Individual Counseling

Individual counseling is provided by licensed psychologists, licensed professional counselors or advanced unlicensed trainees under the close supervision of our licensed staff.

On this page, we provide information to help you decide if you would benefit from counseling and to provide information about how to make an appointment. Specifically, on this page, we provide information about:

Common Issues Discussed in Counseling
How do I know if I should seek counseling?
Making an Appointment

If you are seeking counseling for an urgent situation that you believe requires immediate attention, please go here.

Common Issues Discussed in Counseling

The reasons students seek services vary, ranging from day-to-day concerns to depression, eating disorders, substance use/abuse, and anxiety. Below is a list of specific concerns that students often experience:

  • Loneliness/Isolation
  • Anxiety/Persistent Worry/Panic Attacks
  • Family Issues
  • Academic Performance
  • Eating Disorders
  • Sexual Orientation
  • Gender Identity
  • Learning Disorders
  • Relationships/Intimacy Issues
  • Depression/Apathy
  • Feeling overwhelmed and stressed
  • Anger
  • Self-esteem
  • Alcohol/Substance Use/Abuse
  • Suicidal thoughts or feelings
  • Life transition
  • Difficulty sleeping
  • Identity concerns/confusion
  • Sexual assault/Rape
  • Grief/Loss
  • Trauma/Abuse

How do I know if I should seek counseling?

Maybe you are wondering, "Is this problem significant enough to get help?" You do not need to have a serious problem in order to seek services. For instance, you may simply want to strengthen your skills for handling stress or talk over a dilemma or question. Here are some tips to help you decide whether to make an appointment with one of our therapists:

It is a good idea to seek services if:

  • you are feeling sad, anxious, overwhelmed, angry or otherwise distressed and those feelings are interfering with your ability to focus on school
  • you are thinking of suicide or of hurting someone else
  • you feel sad or hopeless frequently, or for many days in a row
  • you feel your alcohol or drug use is more than you would like or is interfering with school, your relationships or making plans for your future
  • thinking about eating, not eating, or becoming or staying thin absorbs a great deal of your time
  • you are having trouble making friends or fitting in; or being in social settings makes you nervous
  • you have been taking a medication for a psychological condition such as depression, but it is either not working, giving you a problem or you are thinking of not taking it
  • you have recently experienced a loss, i.e., a death of a family member or close friend or a significant break-up


Making an Appointment

Call the Counseling Center at 909-748-8108 or come in person (Student Development Center, Lower Level Armacost Library) to make an initial appointment. The administrative assistant will help you find the first available appointment. She will not ask the details of your situation or your reason for seeking counseling. She will ask for your student ID number, date of birth, and telephone number. If you believe your situation requires immediate attention, let our administrative assistant know that you believe you need an urgent appointment. Find more details about urgent situations here.

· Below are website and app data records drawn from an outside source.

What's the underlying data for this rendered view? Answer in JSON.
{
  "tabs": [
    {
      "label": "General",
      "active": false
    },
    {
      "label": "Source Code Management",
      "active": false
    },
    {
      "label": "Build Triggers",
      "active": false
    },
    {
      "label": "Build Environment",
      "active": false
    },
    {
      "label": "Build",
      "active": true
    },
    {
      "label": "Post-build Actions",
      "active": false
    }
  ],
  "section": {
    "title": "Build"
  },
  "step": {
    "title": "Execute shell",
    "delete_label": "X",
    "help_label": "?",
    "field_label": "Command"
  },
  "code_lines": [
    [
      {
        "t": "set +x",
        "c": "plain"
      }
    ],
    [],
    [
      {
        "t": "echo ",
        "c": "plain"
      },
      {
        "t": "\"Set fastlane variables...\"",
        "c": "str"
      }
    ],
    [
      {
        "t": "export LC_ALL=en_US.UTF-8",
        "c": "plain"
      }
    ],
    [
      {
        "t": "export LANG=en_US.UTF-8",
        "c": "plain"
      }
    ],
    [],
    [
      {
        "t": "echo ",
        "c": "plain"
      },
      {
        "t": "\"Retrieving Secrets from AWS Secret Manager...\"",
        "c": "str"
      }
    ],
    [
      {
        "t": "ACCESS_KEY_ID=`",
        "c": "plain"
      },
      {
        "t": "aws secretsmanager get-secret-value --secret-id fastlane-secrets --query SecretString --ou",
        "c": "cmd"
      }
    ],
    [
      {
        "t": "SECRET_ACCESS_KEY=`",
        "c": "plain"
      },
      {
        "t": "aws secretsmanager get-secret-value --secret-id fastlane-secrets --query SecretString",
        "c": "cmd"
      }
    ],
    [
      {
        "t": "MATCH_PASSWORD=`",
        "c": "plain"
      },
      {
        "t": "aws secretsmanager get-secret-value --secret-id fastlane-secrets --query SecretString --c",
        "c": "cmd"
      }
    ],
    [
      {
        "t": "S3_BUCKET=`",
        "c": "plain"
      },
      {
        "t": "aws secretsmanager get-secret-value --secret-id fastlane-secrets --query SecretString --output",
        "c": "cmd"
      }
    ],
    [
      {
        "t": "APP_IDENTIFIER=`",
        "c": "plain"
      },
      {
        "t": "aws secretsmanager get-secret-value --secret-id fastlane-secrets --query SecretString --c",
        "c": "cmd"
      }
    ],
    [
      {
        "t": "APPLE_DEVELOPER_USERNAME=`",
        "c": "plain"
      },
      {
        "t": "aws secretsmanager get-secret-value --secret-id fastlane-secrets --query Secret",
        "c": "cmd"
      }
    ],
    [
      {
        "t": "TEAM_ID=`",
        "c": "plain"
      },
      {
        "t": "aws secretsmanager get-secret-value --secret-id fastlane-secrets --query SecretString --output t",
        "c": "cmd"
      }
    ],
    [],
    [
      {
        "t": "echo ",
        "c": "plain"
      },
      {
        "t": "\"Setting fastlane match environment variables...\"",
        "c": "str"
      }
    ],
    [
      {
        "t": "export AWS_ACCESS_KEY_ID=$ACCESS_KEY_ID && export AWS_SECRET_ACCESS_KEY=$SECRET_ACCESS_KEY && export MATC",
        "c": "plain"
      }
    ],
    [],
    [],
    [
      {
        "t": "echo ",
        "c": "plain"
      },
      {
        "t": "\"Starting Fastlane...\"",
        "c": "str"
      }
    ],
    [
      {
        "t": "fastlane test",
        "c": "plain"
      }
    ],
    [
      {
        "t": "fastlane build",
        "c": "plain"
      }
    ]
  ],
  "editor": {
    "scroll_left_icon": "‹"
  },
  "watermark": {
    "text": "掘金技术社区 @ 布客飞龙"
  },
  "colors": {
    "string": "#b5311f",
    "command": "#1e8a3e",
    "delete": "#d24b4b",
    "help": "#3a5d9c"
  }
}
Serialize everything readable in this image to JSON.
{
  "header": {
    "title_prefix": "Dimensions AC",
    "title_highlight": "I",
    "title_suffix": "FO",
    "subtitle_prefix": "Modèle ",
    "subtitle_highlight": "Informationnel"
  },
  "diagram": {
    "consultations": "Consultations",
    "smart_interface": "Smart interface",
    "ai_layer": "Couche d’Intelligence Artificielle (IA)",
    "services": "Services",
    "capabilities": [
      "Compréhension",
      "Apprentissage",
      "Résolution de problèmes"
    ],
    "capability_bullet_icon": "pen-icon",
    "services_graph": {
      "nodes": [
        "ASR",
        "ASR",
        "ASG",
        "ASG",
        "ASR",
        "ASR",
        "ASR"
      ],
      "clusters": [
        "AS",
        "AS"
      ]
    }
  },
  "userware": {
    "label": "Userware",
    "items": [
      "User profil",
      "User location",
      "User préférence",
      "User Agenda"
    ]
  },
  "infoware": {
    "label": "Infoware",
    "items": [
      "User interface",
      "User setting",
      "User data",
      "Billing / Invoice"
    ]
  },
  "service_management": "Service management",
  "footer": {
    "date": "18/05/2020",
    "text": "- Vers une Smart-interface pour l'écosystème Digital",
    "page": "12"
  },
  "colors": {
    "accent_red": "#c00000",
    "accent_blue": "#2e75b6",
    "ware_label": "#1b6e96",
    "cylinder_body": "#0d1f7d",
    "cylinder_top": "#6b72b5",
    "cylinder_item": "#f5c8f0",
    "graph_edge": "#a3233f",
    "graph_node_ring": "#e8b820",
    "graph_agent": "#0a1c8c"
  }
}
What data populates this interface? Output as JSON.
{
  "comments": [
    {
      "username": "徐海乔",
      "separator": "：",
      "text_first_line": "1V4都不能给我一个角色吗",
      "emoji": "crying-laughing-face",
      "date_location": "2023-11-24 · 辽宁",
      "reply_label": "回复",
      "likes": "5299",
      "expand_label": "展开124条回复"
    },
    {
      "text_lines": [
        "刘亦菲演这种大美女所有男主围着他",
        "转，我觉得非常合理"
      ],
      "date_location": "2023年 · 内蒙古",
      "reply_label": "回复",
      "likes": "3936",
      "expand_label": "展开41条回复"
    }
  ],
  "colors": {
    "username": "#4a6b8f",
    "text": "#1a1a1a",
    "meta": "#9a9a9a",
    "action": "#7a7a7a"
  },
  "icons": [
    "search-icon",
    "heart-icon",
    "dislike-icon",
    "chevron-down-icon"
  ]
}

Please arrive 15 minutes prior to your scheduled appointment in order to complete your initial appointment paperwork, including a short computer questionnaire. These forms are important as they provide information to the therapist so that the focus of your first appointment can be on clarifying your concerns, needs, and goals for therapy.

The initial appointment is often an information gathering appointment rather than a therapy session. The appointment is about 45 minutes and you will meet with one of our clinicians, i.e., a licensed psychologist, licensed professional counselor, or an advanced and your therapist will ask many questions to gather the information to determine how best to help you. Once you have begun ongoing therapy, if that is what you decide to do, the sessions will be less focused on information gathering. Based on your discussion, your therapist will talk with your about options best suited for you. Options include being seen by the therapist for short term individual therapy, participating in one of the Counseling Center's groups, or being referred to a provider outside the Counseling Center to better meet your needs. The therapist may also identify additional resources on campus or off campus to help you. Finally, your therapist may suggest a consultation with a psychiatrist and will discuss how to set that up. This is especially true if you are already taking psychiatric medication and seem to be having an issue with the medication, i.e., it no longer feels as though it is effective or the side effects have interfered with your functioning.

Following your initial appointment, you may decide to take no further action. You are not obligated to start therapy after attending an initial appointment. It is also possible that you will resolve your concerns to your satisfaction in this first visit so no further action is required.